Neuropsychiatric disorders represent a significant cause of morbidity, accounting for over 10% of disability worldwide, more than is attributable to cardiovascular disease or cancer. In developed-market economies, this figure rises to one-fourth of all disability. Besides their direct effects on morbidity, mental disorders are also independently associated with elevations in all-cause mortality and are negative predictors of recovery when associated with medical illnesses like cardiovascular disease and diabetes mellitus. Several large-based epidemiological studies conducted over the last few decades have described the incidence and prevalence of major psychiatric conditions. These include the Epidemiologic Catchment Area study, the National Comorbidity Survey, National Comorbidity Survey Replication, and the World Mental Health Survey. Overall, these studies found lifetime prevalences of mental disorders ranging from one-quarter to nearly one-half of the population studied. US-based surveys report 1-year prevalence rates of nearly 30%. Anxiety disorders are the most common type of psychiatric illness diagnosed, followed by mood disorders. While the majority of psychiatric disorders are mild or moderate, there is evidence that, when untreated, these conditions can develop into more serious illness, arguing the importance of early detection. Despite the high burden of psychiatric illness, most patients with a mental illness do not receive treatment.
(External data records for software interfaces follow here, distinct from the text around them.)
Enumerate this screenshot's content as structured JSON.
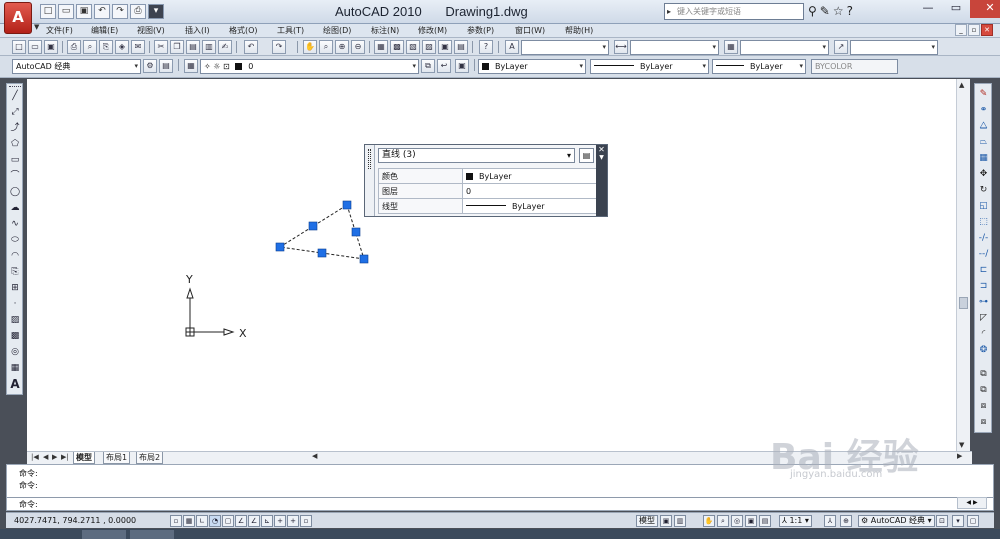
{
  "app": {
    "logo_letter": "A",
    "title": "AutoCAD 2010",
    "filename": "Drawing1.dwg",
    "search_placeholder": "键入关键字或短语"
  },
  "menu": [
    "文件(F)",
    "编辑(E)",
    "视图(V)",
    "插入(I)",
    "格式(O)",
    "工具(T)",
    "绘图(D)",
    "标注(N)",
    "修改(M)",
    "参数(P)",
    "窗口(W)",
    "帮助(H)"
  ],
  "toolbar2": {
    "workspace": "AutoCAD 经典",
    "layer": "0",
    "color": "ByLayer",
    "linetype": "ByLayer",
    "lineweight": "ByLayer",
    "plotstyle": "BYCOLOR"
  },
  "ucs": {
    "y_label": "Y",
    "x_label": "X"
  },
  "properties_palette": {
    "selection": "直线 (3)",
    "rows": [
      {
        "key": "颜色",
        "value": "ByLayer"
      },
      {
        "key": "图层",
        "value": "0"
      },
      {
        "key": "线型",
        "value": "ByLayer"
      }
    ]
  },
  "tabs": [
    "模型",
    "布局1",
    "布局2"
  ],
  "command": {
    "history": [
      "命令:",
      "命令:"
    ],
    "prompt": "命令:"
  },
  "status": {
    "coords": "4027.7471,  794.2711  , 0.0000",
    "model_label": "模型",
    "scale": "1:1",
    "workspace": "AutoCAD 经典"
  },
  "watermark": {
    "main": "Bai 经验",
    "sub": "jingyan.baidu.com"
  },
  "colors": {
    "grip": "#1f6fe5",
    "canvas": "#ffffff",
    "app_red": "#c8453b"
  }
}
This article provides an overview of the incidence and prevalence of common psychiatric disorders and characteristics of the manifestation of these disorders within a population.
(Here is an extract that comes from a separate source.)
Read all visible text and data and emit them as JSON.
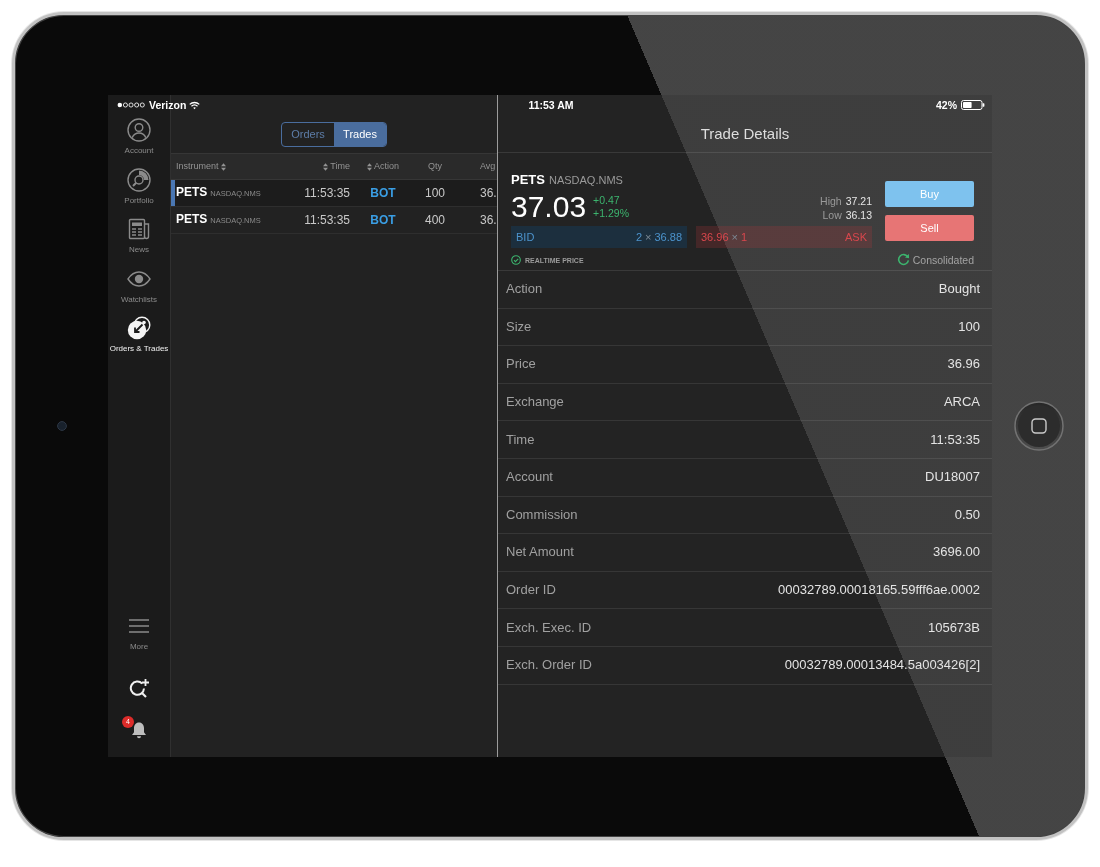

|Number of pages||23|
|Journal||Handbook of Clinical Neurology|
|State||Published - May 22 2012|
ASJC Scopus subject areas
- Clinical Neurology